and incidentally, check out the OpenVPN article =)
You might find it pretty interesting. With OpenVPN and a very little work, you can duplicate or even improve upon the setup you're describing in your article with a single server in each office and a single internet link in each office. Which may or may not be something your company needs or wants, but it's a pretty sweet capability to have for next to nothing anyway - internet links are DRASTICALLY less expensive than WAN links! =) --Jimbo 12:37, 16 September 2007 (EDT)
vpn'ing and routes
generally you'll find one of two setups: a firewall/vpn system that does it all OR a firewall and a seperate VPN system (usually in a DMZ outside the FW) that allows folks in. in the first scenario, you don't need routing -- the FW is your gateway of last resort anyway, and all your traffic goes there no matter what, so who cares? -- but in the 2nd scenario, you only want your VPN traffic going to the vpn server and if it winds up at your FW, it's just gonna sit there doing nothing useful except annoying users and you. hence, routes on your FW for VPNs.
--Dave 13:43, 16 September 2007 (EDT)
the thing about requiring logins...
...that told me then!
[slowly steps away from the conversation...]
my typical VPN scenario

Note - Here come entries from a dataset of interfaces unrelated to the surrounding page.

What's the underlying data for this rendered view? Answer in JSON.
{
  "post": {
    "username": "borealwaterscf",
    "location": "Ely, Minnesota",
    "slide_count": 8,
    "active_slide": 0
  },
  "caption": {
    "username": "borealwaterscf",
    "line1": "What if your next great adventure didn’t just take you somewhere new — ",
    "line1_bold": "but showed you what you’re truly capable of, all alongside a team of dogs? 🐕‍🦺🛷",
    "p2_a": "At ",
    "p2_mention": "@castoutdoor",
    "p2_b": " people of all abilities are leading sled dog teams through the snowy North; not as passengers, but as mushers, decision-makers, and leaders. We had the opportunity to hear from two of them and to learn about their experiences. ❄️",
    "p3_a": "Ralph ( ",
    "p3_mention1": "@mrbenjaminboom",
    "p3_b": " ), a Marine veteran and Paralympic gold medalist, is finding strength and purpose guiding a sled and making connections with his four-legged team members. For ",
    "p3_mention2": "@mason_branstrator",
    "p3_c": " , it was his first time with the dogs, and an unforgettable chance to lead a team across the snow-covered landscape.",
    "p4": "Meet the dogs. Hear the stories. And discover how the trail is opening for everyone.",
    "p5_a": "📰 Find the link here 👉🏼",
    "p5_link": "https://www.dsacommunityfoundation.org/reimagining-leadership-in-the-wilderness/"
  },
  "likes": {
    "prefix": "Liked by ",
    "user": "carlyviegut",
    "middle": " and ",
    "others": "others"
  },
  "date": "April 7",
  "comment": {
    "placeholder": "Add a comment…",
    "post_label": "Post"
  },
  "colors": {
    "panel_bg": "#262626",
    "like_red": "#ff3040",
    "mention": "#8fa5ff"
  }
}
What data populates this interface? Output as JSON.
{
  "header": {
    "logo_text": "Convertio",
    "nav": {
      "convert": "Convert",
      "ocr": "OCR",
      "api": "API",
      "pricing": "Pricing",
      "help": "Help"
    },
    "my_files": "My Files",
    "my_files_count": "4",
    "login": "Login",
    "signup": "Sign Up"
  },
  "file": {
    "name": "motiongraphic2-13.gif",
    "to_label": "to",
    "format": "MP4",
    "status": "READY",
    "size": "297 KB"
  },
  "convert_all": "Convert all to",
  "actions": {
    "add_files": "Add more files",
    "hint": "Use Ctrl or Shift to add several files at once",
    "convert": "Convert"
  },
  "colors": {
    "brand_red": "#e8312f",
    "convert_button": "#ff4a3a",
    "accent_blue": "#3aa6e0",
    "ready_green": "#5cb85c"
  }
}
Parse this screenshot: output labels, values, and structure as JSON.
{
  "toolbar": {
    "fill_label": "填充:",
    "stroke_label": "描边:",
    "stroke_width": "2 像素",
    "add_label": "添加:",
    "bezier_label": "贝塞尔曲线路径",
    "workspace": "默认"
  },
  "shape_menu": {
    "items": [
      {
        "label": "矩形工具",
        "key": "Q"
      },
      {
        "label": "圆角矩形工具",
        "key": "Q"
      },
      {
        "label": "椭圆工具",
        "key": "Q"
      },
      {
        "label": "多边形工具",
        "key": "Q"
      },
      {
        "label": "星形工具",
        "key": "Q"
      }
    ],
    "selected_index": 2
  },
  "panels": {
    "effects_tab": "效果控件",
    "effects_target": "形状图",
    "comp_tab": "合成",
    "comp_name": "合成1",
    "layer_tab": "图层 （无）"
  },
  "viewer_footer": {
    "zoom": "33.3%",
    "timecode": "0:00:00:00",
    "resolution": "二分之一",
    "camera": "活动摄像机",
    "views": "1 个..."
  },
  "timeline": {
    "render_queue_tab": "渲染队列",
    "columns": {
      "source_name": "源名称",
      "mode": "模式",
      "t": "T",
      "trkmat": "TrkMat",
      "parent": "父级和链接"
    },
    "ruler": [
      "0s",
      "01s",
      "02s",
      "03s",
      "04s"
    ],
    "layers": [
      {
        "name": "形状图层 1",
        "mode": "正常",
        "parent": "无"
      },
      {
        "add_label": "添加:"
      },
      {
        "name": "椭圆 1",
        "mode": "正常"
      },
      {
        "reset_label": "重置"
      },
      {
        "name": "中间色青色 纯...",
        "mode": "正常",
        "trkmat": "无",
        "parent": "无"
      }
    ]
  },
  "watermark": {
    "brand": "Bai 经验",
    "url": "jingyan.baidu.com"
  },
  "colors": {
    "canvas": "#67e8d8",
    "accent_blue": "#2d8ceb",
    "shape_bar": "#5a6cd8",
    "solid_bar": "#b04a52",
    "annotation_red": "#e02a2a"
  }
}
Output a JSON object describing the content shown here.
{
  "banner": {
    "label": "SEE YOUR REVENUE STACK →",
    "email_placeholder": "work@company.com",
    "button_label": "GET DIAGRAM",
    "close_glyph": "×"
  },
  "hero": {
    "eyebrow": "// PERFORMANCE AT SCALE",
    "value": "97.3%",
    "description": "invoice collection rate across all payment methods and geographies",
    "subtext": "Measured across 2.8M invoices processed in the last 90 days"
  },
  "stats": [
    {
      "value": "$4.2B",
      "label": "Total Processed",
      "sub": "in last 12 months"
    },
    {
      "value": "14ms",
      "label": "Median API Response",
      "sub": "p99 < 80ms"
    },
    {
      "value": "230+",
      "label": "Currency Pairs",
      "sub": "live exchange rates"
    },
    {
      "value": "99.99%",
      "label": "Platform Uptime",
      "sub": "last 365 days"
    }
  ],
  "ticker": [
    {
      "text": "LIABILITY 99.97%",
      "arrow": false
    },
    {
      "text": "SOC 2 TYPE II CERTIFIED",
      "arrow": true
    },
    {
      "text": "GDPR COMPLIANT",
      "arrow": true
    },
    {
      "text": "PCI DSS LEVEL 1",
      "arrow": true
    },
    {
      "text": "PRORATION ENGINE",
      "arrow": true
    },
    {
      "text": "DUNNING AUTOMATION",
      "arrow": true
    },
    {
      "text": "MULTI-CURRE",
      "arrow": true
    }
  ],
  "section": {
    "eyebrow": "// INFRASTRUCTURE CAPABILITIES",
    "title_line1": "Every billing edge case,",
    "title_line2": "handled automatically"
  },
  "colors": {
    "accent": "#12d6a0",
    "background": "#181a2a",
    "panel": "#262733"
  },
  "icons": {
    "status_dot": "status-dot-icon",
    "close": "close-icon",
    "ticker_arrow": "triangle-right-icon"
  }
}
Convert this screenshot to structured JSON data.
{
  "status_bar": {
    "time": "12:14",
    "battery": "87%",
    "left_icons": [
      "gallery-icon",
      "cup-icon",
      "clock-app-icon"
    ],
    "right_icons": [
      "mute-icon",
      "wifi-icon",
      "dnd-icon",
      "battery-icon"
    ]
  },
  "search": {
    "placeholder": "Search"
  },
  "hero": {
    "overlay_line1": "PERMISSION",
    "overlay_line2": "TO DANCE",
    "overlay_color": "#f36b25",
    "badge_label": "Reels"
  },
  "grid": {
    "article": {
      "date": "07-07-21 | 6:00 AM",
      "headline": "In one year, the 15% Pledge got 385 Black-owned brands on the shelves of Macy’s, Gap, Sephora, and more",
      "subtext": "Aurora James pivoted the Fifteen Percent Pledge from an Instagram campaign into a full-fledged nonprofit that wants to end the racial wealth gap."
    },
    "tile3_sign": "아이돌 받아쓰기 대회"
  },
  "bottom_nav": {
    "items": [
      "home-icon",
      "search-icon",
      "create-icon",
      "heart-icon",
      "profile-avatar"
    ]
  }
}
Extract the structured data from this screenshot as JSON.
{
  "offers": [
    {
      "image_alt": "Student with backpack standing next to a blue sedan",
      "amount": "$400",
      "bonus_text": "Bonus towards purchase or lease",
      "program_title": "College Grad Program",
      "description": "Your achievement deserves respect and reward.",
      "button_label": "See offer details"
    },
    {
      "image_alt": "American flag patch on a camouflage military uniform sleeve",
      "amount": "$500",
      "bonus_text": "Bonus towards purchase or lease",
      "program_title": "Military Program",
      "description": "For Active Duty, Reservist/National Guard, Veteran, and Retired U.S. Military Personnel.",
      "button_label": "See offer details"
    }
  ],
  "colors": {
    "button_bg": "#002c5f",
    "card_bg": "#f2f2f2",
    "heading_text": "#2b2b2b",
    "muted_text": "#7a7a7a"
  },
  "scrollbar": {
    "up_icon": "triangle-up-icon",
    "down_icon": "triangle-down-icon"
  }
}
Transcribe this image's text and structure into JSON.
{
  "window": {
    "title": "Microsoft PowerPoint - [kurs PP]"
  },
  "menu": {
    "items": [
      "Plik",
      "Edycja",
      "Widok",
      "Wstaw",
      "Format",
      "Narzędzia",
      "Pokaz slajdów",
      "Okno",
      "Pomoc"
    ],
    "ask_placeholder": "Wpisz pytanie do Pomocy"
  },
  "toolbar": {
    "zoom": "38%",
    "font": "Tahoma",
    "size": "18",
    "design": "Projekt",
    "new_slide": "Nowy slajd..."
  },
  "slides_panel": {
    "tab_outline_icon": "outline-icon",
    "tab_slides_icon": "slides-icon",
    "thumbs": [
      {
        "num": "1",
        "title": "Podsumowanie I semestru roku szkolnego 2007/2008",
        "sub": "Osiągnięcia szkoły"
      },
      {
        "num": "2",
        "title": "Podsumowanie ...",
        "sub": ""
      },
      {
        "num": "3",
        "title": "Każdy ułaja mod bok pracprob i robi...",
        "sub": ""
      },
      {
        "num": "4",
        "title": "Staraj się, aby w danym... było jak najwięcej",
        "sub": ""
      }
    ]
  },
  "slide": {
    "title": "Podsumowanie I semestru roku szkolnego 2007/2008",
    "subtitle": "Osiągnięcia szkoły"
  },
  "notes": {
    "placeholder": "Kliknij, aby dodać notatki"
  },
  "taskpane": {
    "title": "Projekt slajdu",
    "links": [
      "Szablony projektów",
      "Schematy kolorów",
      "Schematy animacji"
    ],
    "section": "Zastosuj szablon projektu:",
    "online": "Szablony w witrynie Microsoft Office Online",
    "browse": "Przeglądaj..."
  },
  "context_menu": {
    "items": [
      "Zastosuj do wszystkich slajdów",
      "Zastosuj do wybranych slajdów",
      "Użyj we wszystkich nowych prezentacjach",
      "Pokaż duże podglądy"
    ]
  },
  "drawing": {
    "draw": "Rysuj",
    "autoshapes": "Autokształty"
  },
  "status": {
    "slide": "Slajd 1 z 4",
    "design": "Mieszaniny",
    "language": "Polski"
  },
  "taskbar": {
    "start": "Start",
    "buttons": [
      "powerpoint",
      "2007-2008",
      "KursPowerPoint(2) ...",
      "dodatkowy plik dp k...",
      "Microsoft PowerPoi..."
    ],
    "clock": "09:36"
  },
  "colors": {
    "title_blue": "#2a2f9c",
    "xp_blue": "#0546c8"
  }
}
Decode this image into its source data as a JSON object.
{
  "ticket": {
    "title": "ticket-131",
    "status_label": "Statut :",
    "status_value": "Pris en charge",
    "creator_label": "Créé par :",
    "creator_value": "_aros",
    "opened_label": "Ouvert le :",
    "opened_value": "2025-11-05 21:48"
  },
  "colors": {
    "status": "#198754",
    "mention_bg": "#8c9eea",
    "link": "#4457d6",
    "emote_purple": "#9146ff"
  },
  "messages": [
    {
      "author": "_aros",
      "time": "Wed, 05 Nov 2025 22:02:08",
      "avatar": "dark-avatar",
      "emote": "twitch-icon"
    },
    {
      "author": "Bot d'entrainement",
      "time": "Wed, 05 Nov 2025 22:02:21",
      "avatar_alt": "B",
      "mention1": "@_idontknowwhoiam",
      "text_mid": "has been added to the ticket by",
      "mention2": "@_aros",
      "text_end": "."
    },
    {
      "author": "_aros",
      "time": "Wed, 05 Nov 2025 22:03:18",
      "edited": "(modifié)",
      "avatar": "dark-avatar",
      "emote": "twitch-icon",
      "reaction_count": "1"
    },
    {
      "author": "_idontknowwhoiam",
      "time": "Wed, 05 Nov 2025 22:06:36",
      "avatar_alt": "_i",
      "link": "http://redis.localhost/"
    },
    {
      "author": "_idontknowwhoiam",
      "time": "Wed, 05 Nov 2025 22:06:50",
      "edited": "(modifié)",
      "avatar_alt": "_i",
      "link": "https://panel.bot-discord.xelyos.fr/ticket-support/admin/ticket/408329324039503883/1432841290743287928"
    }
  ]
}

... fwiw, is a dedicated hardware router (something along the lines of a netgear prosafe firewall) serving as default gateway, with a static route programmed into it that diverts VPN traffic back inside the LAN to an OpenVPN server, which routes the traffic wherever it should ultimately go. That way you can leave the machines on the LAN configured normally and not have to worry about the VPN anywhere except the firewall and the openvpn server. --Jimbo 15:40, 16 September 2007 (EDT)